Republication from the University of Copenhagen website
Underwater archaeology. In Greece, underwater excavations of Lechaion, ancient Corinth’s partially submerged harbour town, reveal the infrastructure of more than a thousand years of flourishing maritime trade. Researchers from the Greek Ministry of Culture and Sports and the University of Copenhagen are using cutting-edge methods to uncover the configuration and scale of the harbour.
Corinth ranked among the most economically and militarily powerful, and enduring, cities of the Greek, Roman and Byzantine periods.
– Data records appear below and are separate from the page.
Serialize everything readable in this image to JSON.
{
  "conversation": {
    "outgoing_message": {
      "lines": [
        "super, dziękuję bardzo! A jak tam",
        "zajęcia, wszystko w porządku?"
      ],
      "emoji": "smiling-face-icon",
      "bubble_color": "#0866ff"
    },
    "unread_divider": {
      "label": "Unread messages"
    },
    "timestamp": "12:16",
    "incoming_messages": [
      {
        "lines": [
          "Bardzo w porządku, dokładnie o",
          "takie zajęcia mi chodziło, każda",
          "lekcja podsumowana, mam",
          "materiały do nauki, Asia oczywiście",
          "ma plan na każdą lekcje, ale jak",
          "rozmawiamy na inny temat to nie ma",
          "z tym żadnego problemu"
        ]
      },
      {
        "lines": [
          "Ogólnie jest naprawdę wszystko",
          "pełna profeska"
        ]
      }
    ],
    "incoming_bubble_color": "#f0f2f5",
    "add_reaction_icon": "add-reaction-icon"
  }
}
The city had an exceptional geographical advantage in the North East corner of the Peloponnese and controlled the Isthmus that facilitated land travel between Northern and Southern Greece, and travel by sea between the Western and Eastern Mediterranean.
Archaeologist investigating the outer part of the entrance canal (V. Tsiairis).
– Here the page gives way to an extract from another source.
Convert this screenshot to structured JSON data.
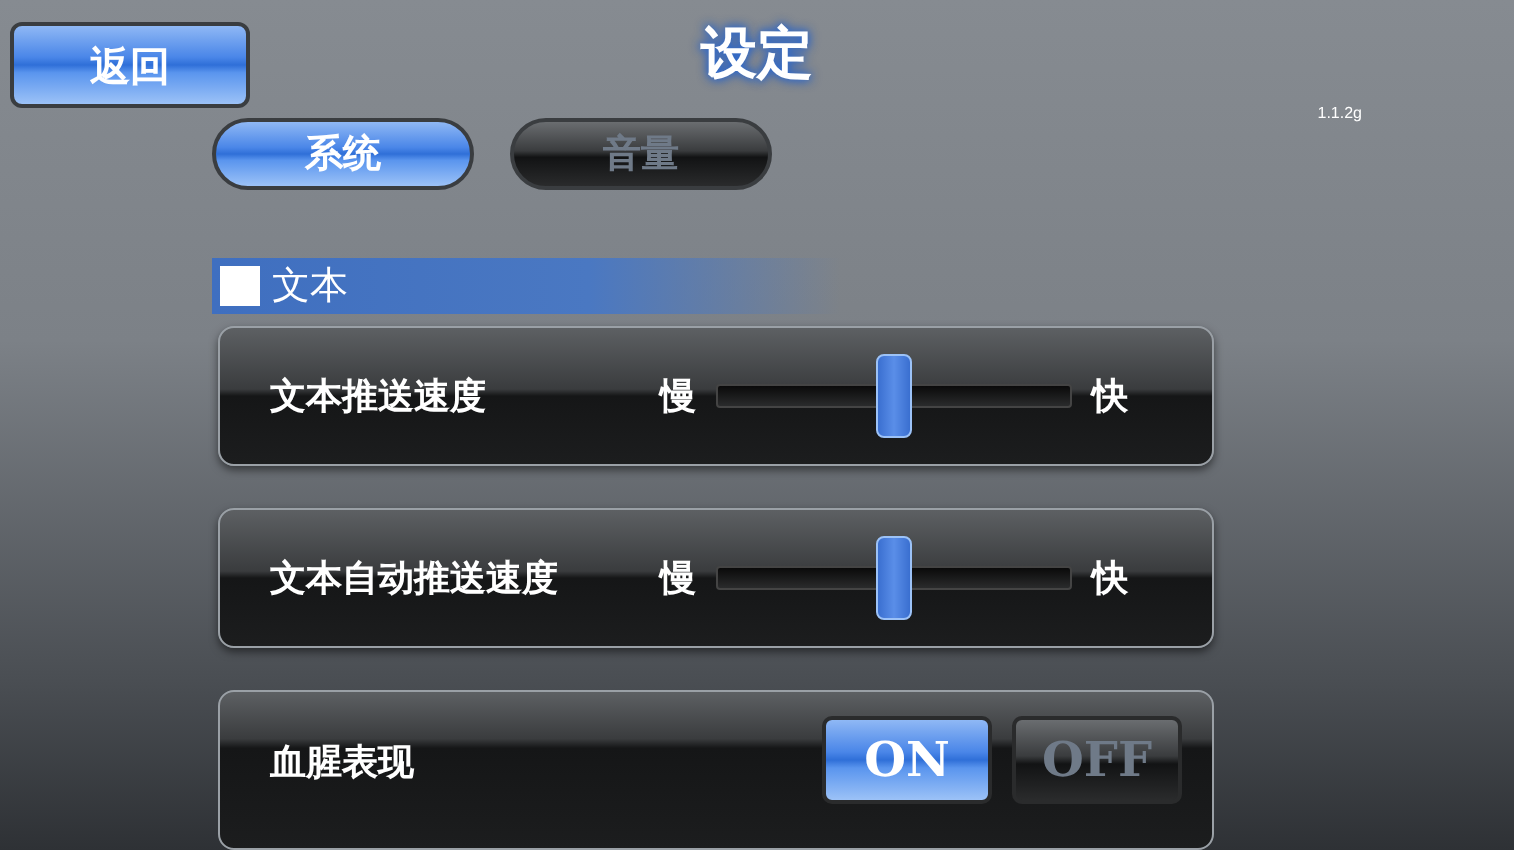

Corinth, which lay some three kilometres from the sea, built on this natural advantage by constructing two harbour towns – the main harbour Lechaion on the Corinthian Gulf to the West, and Kenchreai on the Saronic Gulf to the East (see map to the right).
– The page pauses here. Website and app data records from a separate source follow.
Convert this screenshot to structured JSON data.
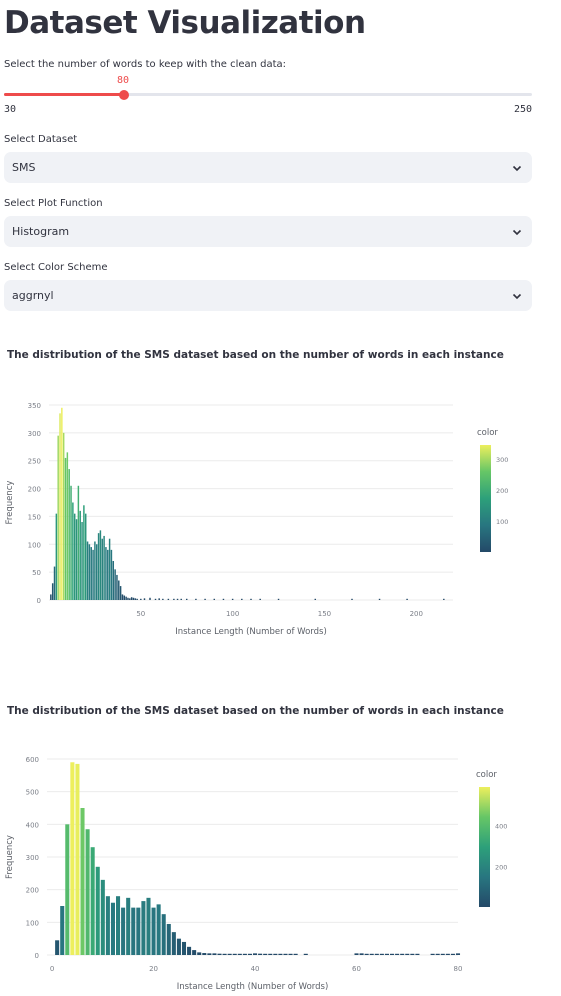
{
  "title": "Dataset Visualization",
  "slider": {
    "label": "Select the number of words to keep with the clean data:",
    "value": 80,
    "value_text": "80",
    "min_text": "30",
    "max_text": "250",
    "min": 30,
    "max": 250
  },
  "selects": {
    "dataset": {
      "label": "Select Dataset",
      "value": "SMS"
    },
    "plot_function": {
      "label": "Select Plot Function",
      "value": "Histogram"
    },
    "color_scheme": {
      "label": "Select Color Scheme",
      "value": "aggrnyl"
    }
  },
  "colors": {
    "accent": "#ee4b4b",
    "select_bg": "#f0f2f6",
    "text": "#31333f"
  },
  "icons": {
    "select_arrow": "chevron-down-icon"
  },
  "chart_data": [
    {
      "type": "bar",
      "title": "The distribution of the SMS dataset based on the number of words in each instance",
      "xlabel": "Instance Length (Number of Words)",
      "ylabel": "Frequency",
      "xlim": [
        0,
        220
      ],
      "ylim": [
        0,
        350
      ],
      "xticks": [
        50,
        100,
        150,
        200
      ],
      "yticks": [
        0,
        50,
        100,
        150,
        200,
        250,
        300,
        350
      ],
      "legend": {
        "title": "color",
        "ticks": [
          100,
          200,
          300
        ],
        "range": [
          1,
          345
        ]
      },
      "x": [
        1,
        2,
        3,
        4,
        5,
        6,
        7,
        8,
        9,
        10,
        11,
        12,
        13,
        14,
        15,
        16,
        17,
        18,
        19,
        20,
        21,
        22,
        23,
        24,
        25,
        26,
        27,
        28,
        29,
        30,
        31,
        32,
        33,
        34,
        35,
        36,
        37,
        38,
        39,
        40,
        41,
        42,
        43,
        44,
        45,
        46,
        47,
        48,
        50,
        52,
        55,
        58,
        60,
        62,
        65,
        68,
        70,
        72,
        75,
        80,
        85,
        90,
        95,
        100,
        105,
        110,
        115,
        125,
        145,
        165,
        180,
        195,
        215
      ],
      "values": [
        10,
        30,
        60,
        155,
        295,
        335,
        345,
        300,
        255,
        265,
        235,
        205,
        175,
        155,
        145,
        205,
        160,
        140,
        170,
        155,
        105,
        100,
        95,
        90,
        105,
        100,
        120,
        125,
        110,
        115,
        95,
        90,
        110,
        90,
        70,
        55,
        45,
        35,
        25,
        10,
        8,
        6,
        4,
        3,
        5,
        4,
        3,
        2,
        2,
        3,
        4,
        2,
        3,
        2,
        2,
        1,
        2,
        1,
        2,
        2,
        1,
        2,
        1,
        1,
        1,
        2,
        1,
        1,
        1,
        1,
        1,
        1,
        1
      ]
    },
    {
      "type": "bar",
      "title": "The distribution of the SMS dataset based on the number of words in each instance",
      "xlabel": "Instance Length (Number of Words)",
      "ylabel": "Frequency",
      "xlim": [
        -1,
        80
      ],
      "ylim": [
        0,
        600
      ],
      "xticks": [
        0,
        20,
        40,
        60,
        80
      ],
      "yticks": [
        0,
        100,
        200,
        300,
        400,
        500,
        600
      ],
      "legend": {
        "title": "color",
        "ticks": [
          200,
          400
        ],
        "range": [
          1,
          590
        ]
      },
      "x": [
        1,
        2,
        3,
        4,
        5,
        6,
        7,
        8,
        9,
        10,
        11,
        12,
        13,
        14,
        15,
        16,
        17,
        18,
        19,
        20,
        21,
        22,
        23,
        24,
        25,
        26,
        27,
        28,
        29,
        30,
        31,
        32,
        33,
        34,
        35,
        36,
        37,
        38,
        39,
        40,
        41,
        42,
        43,
        44,
        45,
        46,
        47,
        48,
        49,
        50,
        51,
        52,
        53,
        54,
        55,
        56,
        57,
        58,
        59,
        60,
        61,
        62,
        63,
        64,
        65,
        66,
        67,
        68,
        69,
        70,
        71,
        72,
        73,
        74,
        75,
        76,
        77,
        78,
        79,
        80
      ],
      "values": [
        45,
        150,
        400,
        590,
        585,
        450,
        385,
        330,
        270,
        230,
        180,
        160,
        180,
        145,
        175,
        145,
        145,
        165,
        175,
        145,
        155,
        125,
        95,
        70,
        50,
        40,
        25,
        15,
        8,
        6,
        5,
        5,
        4,
        3,
        2,
        2,
        1,
        1,
        3,
        5,
        4,
        2,
        1,
        1,
        2,
        2,
        1,
        1,
        0,
        1,
        0,
        0,
        0,
        0,
        0,
        0,
        0,
        0,
        0,
        5,
        5,
        2,
        1,
        1,
        1,
        1,
        1,
        1,
        2,
        2,
        1,
        1,
        0,
        0,
        1,
        1,
        1,
        1,
        2,
        5
      ]
    }
  ]
}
“According to ancient sources, most of the city’s wealth derived from the maritime trade that passed through her two harbours, eventually earning her the nickname ‘Wealthy Corinth’,” says archeaologist Bjørn Lovén from the University of Copenhagen and co-director of the Lechaion Harbour Project (LHP.
The moles and warehouses of Lechaion saw vibrant maritime activity for over a thousand years, from the 6th century BC to the 6th century AD. Ships and fleets departed from here laden with cargoes, colonists and marines destined for ports all over the Mediterranean and beyond.